··· Dataset extract ···

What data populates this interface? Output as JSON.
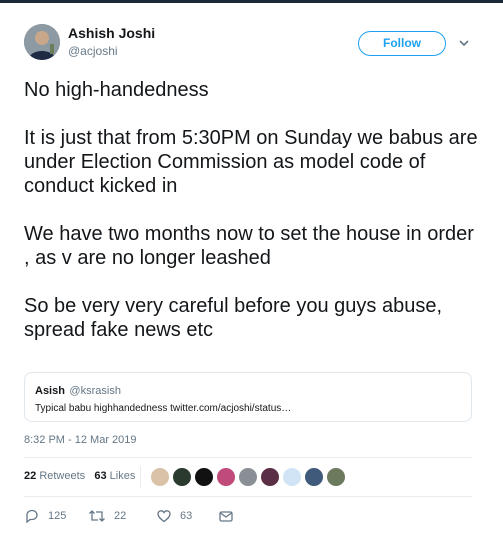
{
  "author": {
    "name": "Ashish Joshi",
    "handle": "@acjoshi"
  },
  "follow_label": "Follow",
  "tweet": {
    "paragraphs": [
      "No high-handedness",
      "It is just that from 5:30PM on Sunday we babus are under Election Commission as model code of conduct kicked in",
      "We have two months now to set the house in order , as v are no longer leashed",
      "So be very very careful before you guys abuse, spread fake news etc"
    ]
  },
  "quoted": {
    "name": "Asish",
    "handle": "@ksrasish",
    "text": "Typical babu highhandedness twitter.com/acjoshi/status…"
  },
  "timestamp": "8:32 PM - 12 Mar 2019",
  "stats": {
    "retweets": "22",
    "retweets_label": "Retweets",
    "likes": "63",
    "likes_label": "Likes"
  },
  "liker_colors": [
    "#d9c2a8",
    "#2b3a2e",
    "#111111",
    "#c04a7a",
    "#8a8f96",
    "#5a2f45",
    "#d0e4f5",
    "#3f5a7a",
    "#6c7a5e"
  ],
  "actions": {
    "replies": "125",
    "retweets": "22",
    "likes": "63"
  },
  "colors": {
    "accent": "#1da1f2",
    "muted": "#657786"
  }
}
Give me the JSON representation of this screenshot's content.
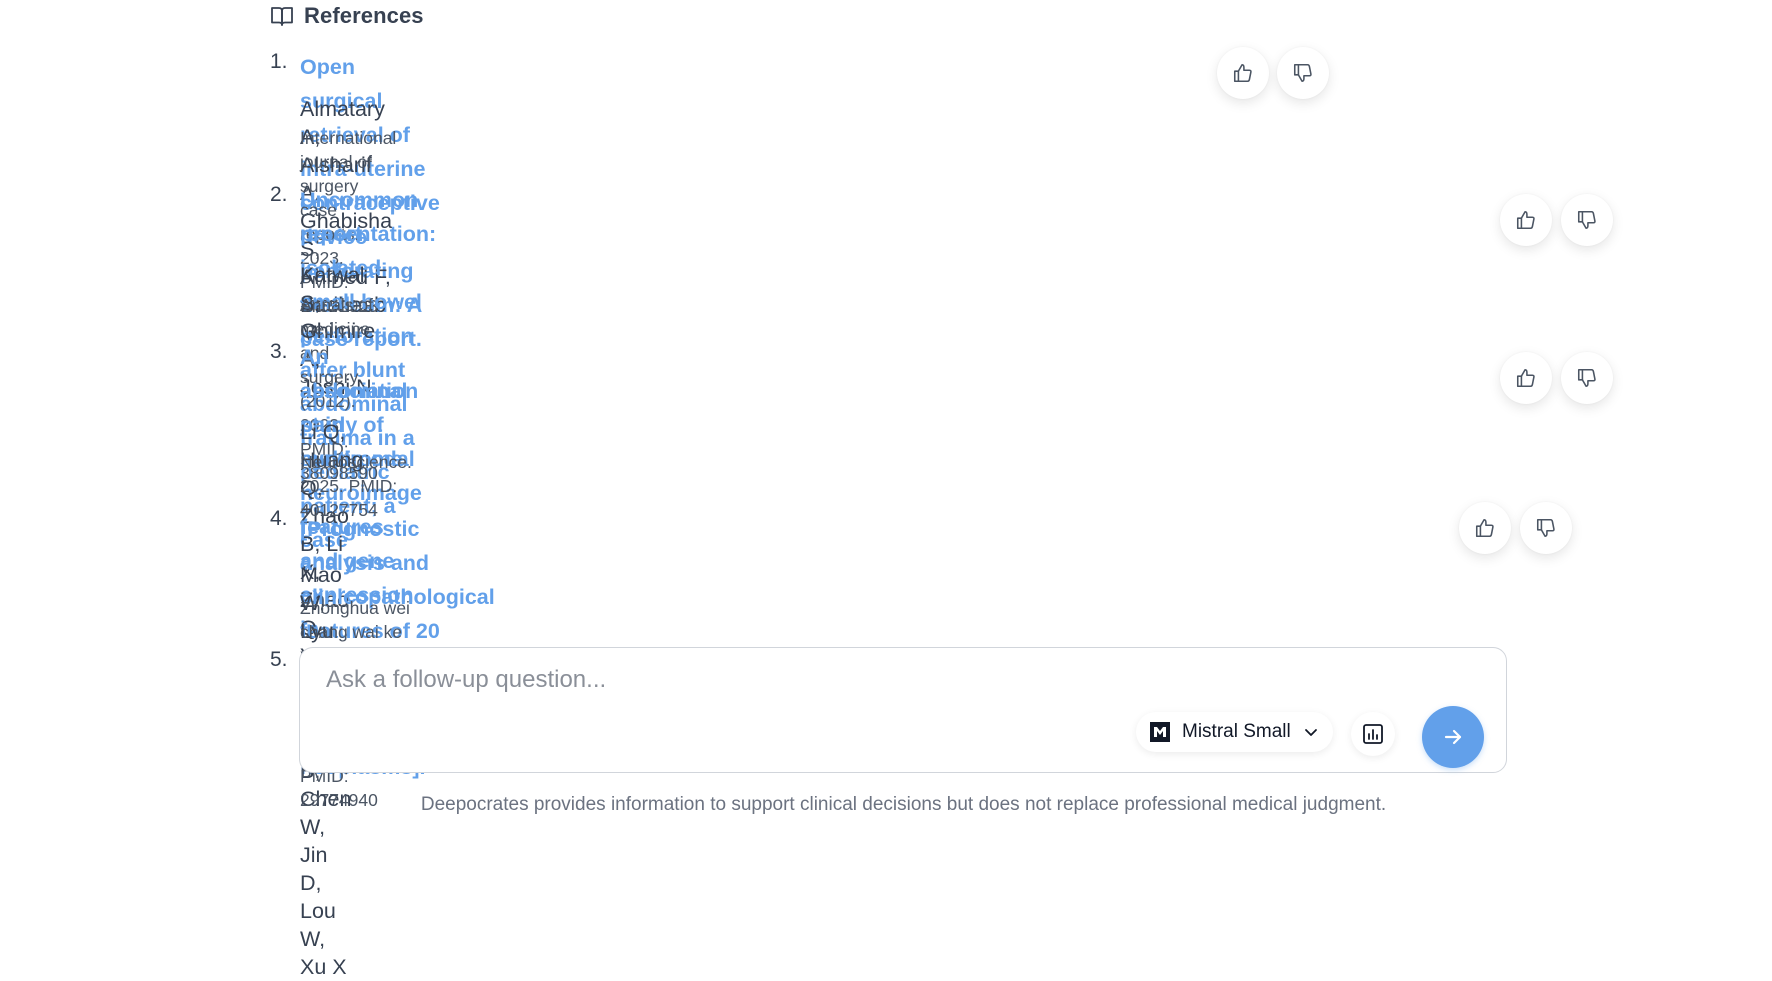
{
  "header": {
    "title": "References",
    "icon": "book-icon"
  },
  "references": [
    {
      "num": "1.",
      "title": "Open surgical retrieval of intra-uterine contraceptive device perforating the ileum: A case report.",
      "authors": "Almatary A, Alsharif A, Ghabisha S, Ahmed F, Badheeb M",
      "journal": "International journal of surgery case reports. 2023. PMID: 37552923"
    },
    {
      "num": "2.",
      "title_line1": "Uncommon presentation: isolated small bowel perforation after blunt abdominal trauma in a pediatric patient; a case",
      "title_line2": "report.",
      "authors": "Katwal S, Ghimire A, Joshi N",
      "journal": "Annals of medicine and surgery (2012). 2023. PMID: 38098590"
    },
    {
      "num": "3.",
      "title_line1": "An association study of multimodal neuroimage features and gene expression in adolescents with centrally mediated",
      "title_line2": "abdominal pain syndrome.",
      "authors": "Li Q, Huang Q, Zhao B, Li X, Zhao Q, Yuan K, Cai S",
      "journal": "Neuroscience. 2025. PMID: 40127754"
    },
    {
      "num": "4.",
      "title": "[Prognostic analysis and clinicopathological features of 20 patients with appendiceal neuroendocrine neoplasms].",
      "authors": "Mao W, Lyu Y, Pu N, Li J, Xin B, Chen W, Jin D, Lou W, Xu X",
      "journal": "Zhonghua wei chang wai ke za zhi = Chinese journal of gastrointestinal surgery. 2018. PMID: 29774940"
    }
  ],
  "list_next_num": "5.",
  "composer": {
    "placeholder": "Ask a follow-up question...",
    "model": "Mistral Small",
    "icons": [
      "mistral-logo-icon",
      "chevron-down-icon",
      "bar-chart-icon",
      "arrow-right-icon"
    ]
  },
  "disclaimer": "Deepocrates provides information to support clinical decisions but does not replace professional medical judgment.",
  "colors": {
    "link": "#62A0EA",
    "text": "#374151",
    "muted": "#6B7280",
    "send": "#62A0EA"
  }
}
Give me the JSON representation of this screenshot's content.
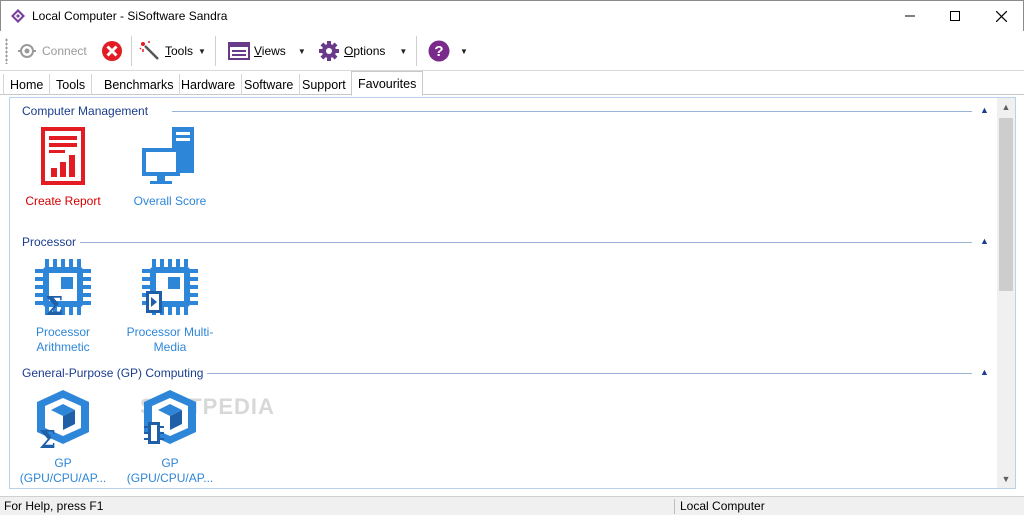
{
  "window": {
    "title": "Local Computer - SiSoftware Sandra"
  },
  "toolbar": {
    "connect_label": "Connect",
    "tools_label": "Tools",
    "views_label": "Views",
    "options_label": "Options"
  },
  "tabs": [
    {
      "label": "Home"
    },
    {
      "label": "Tools"
    },
    {
      "label": "Benchmarks"
    },
    {
      "label": "Hardware"
    },
    {
      "label": "Software"
    },
    {
      "label": "Support"
    },
    {
      "label": "Favourites",
      "active": true
    }
  ],
  "sections": [
    {
      "title": "Computer Management",
      "items": [
        {
          "label": "Create Report",
          "icon": "create-report-icon",
          "color": "#d40000"
        },
        {
          "label": "Overall Score",
          "icon": "overall-score-icon",
          "color": "#2e86d8"
        }
      ]
    },
    {
      "title": "Processor",
      "items": [
        {
          "label": "Processor Arithmetic",
          "icon": "processor-arithmetic-icon"
        },
        {
          "label": "Processor Multi-Media",
          "icon": "processor-multimedia-icon"
        }
      ]
    },
    {
      "title": "General-Purpose (GP) Computing",
      "items": [
        {
          "label": "GP (GPU/CPU/AP...",
          "icon": "gp-arithmetic-icon"
        },
        {
          "label": "GP (GPU/CPU/AP...",
          "icon": "gp-memory-icon"
        }
      ]
    }
  ],
  "watermark": "SOFTPEDIA",
  "statusbar": {
    "help_text": "For Help, press F1",
    "location": "Local Computer"
  },
  "colors": {
    "accent_blue": "#2e86d8",
    "section_blue": "#1b3d8f",
    "report_red": "#d40000",
    "help_purple": "#7a2a8a"
  }
}
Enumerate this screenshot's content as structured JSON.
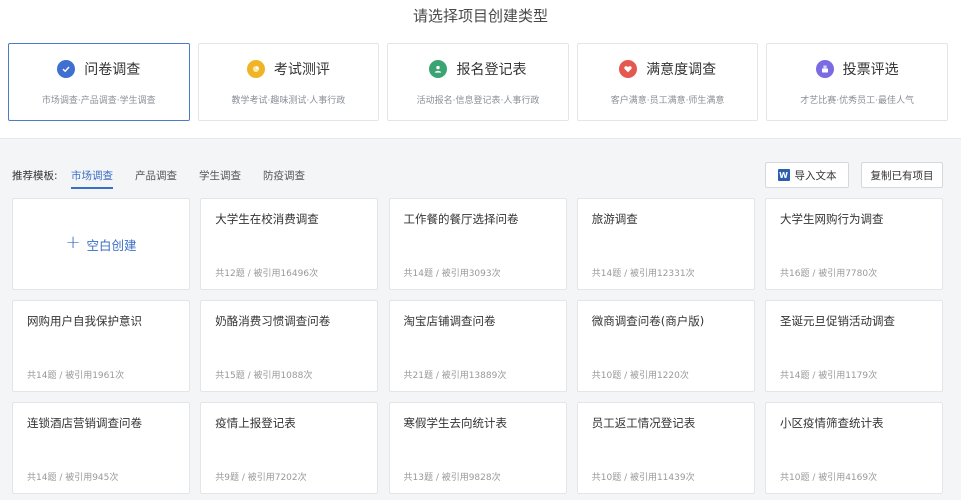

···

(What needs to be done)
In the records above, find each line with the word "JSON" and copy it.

(Response area)
What data populates this interface? Output as JSON.
Give me the JSON representation of this screenshot's content.
Give me the JSON representation of this screenshot's content.
Enumerate this screenshot's content as structured JSON.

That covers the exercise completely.